For the first time in two seasons, Arizona isn’t a lock to win the Pac-12 regular season title. Oregon started far from the preseason spotlight, and didn’t have that challenging a non-conference slate (wins against Baylor and Valparaiso were within Eugene’s friendly confines), but since Pac-12 play started, the Ducks have emerged as arguably the league’s toughest draw — wins at Utah and Arizona have been buttressed by victories over Cal, USC, and most recently, Oregon State. Yes, the team looked awful in back-to-back road losses versus Cal and Stanford, but that doesn’t diminish the Ducks’ sleeper Final Four status — the squad is trending as a popular pick — so what changed to turn the Ducks into a legitimate title contender?

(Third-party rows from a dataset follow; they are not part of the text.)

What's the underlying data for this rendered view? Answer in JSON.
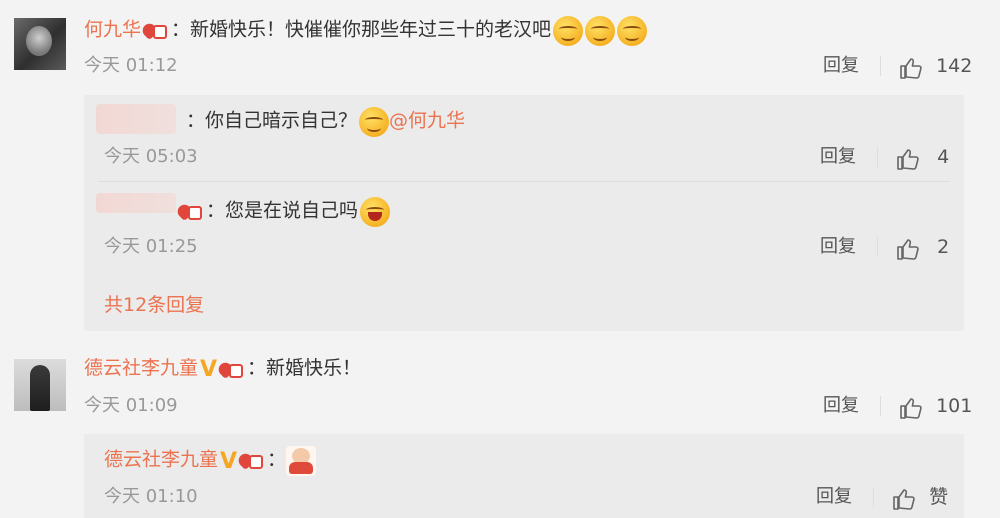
{
  "comments": [
    {
      "user": "何九华",
      "text": "：新婚快乐！快催催你那些年过三十的老汉吧",
      "time": "今天 01:12",
      "reply_label": "回复",
      "likes": "142",
      "replies": [
        {
          "user": "",
          "text": "：你自己暗示自己？",
          "mention": "@何九华",
          "time": "今天 05:03",
          "reply_label": "回复",
          "likes": "4"
        },
        {
          "user": "",
          "text": "：您是在说自己吗",
          "time": "今天 01:25",
          "reply_label": "回复",
          "likes": "2"
        }
      ],
      "more_replies": "共12条回复"
    },
    {
      "user": "德云社李九童",
      "text": "：新婚快乐！",
      "time": "今天 01:09",
      "reply_label": "回复",
      "likes": "101",
      "replies": [
        {
          "user": "德云社李九童",
          "text": "：",
          "time": "今天 01:10",
          "reply_label": "回复",
          "likes": "赞"
        }
      ]
    }
  ],
  "colors": {
    "username": "#eb7350",
    "vip_red": "#e0463c",
    "verified": "#f5a623",
    "background": "#f3f3f3",
    "reply_bg": "#ebebeb"
  }
}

Dillon Brooks is the nation’s most important player

If Brooks wasn’t as integral to Oregon as a freshman last season, he would have supplanted Providence’s Ben Bentil on every most improved player list this year. The 6-foot-7 Brooks is the face of the small-ball lineup. Brooks is the Ducks’ offensive focal point, a wing that can create for himself or others, as he functions as Oregon’s de-facto point guard, notching an assist rate of nearly 20 percent (per Ken Pomeroy).

Without Joseph Young in the lineup, Oregon has become much less pick-and-roll dependent, and has focused on slowing the pace and converting within the halfcourt — according to Hoop-Math.com, nearly 80 percent of the team’s attempts are in the halfcourt. To that end, Brooks upped his percentage of shots taken both at the rim and within the three-point line, and is making 54 percent of his two-point field goals. But he isn’t adverse to stretching the defense — he’s shooting 34 percent from deep in Pac-12 play, an improvement from his freshman year — which helps create interior space for Dwayne Benjamin, Chris Boucher and Elgin Cook to offensively operate. The trio of forwards has taken 40 percent of their shots around the rim this season.

What makes Brooks so unique is that he can play up to four positions, a luxury for a lineup that is both unconventional and versatile. Brooks can slide to the middle of a 2-3 zone — as he did during Saturday’s win over the Beavers — catch a pass and then either reverse the ball, drive the lane to finish, or execute a perfect dump-down pass for a cutting big. Put a man on him and Brooks uses his burly frame and quick first step to score in a variety of ways.

Brooks, who also rarely turns the ball over, has emerged as a favorite for the conference’s player of the year award, and no matter how Altman uses the wing, Oregon has an offensive advantage due to his skillset.

Chris Boucher is a very unusual Division I player

Boucher didn’t materialize from the Oregon mist and tall firs — the lengthy and willowy forward was a junior college star who is a jack of all trades on the court. Need a three? Check (37 percent in Pac-12 play). How about a rebound? A force on both the offensive (11 percent) and defensive glass (22 percent). What about a stop within the arc? Boucher’s block rate (12 percent) ranks fifth in KenPom’s database. And if the Ducks need a bucket, Boucher isn’t a scoring slouch: per Synergy Sports, he scores 1.11 points per possession, a rate that leads Oregon, and he is extremely efficient in the halfcourt, notching an effective field goal percentage of nearly 60 percent.

Boucher is a basketball enigma. His lanky frame suggests player that can easily be pushed around the floor, but he is so versatile on either side of the ball, with a wingspan that negates any supposed physical disadvantages. He has been the team’s X-factor this season.

Oregon’s elite interior defense

This is one of Altman’s stingiest defenses. It starts with Jordan Bell and Boucher, two bigs who use their imposing wingspans and superb timing to disrupt a high rate of opponents’ shots. The squad is blocking nearly 15 percent of their opponents’ attempts, and according to Hoop-Math.com, no other squad ranks in both the top 40 for percentage of blocks at the rim and on two-point field goal attempts.

This interior dominance allows the Duck guards to be much more aggressive on the perimeter, which is why Oregon is turning opposing teams’ over on more than 20 percent of their possessions — the most for an Altman-coached Oregon squad. The team’s overall defensive efficiency rate — 0.98 PPP — sits well inside the top 100 of KenPom’s database, a crucial marker for any team with March Madness, and Final Four, ambitions.

The combination Altman has managed to tease out of his group, which basically goes seven deep, is capable of ending the grip of Arizona (or the Southern California schools) on the conference titles. And the Ducks might just be the Pac-12’s most imposing squad entering the NCAA tournament.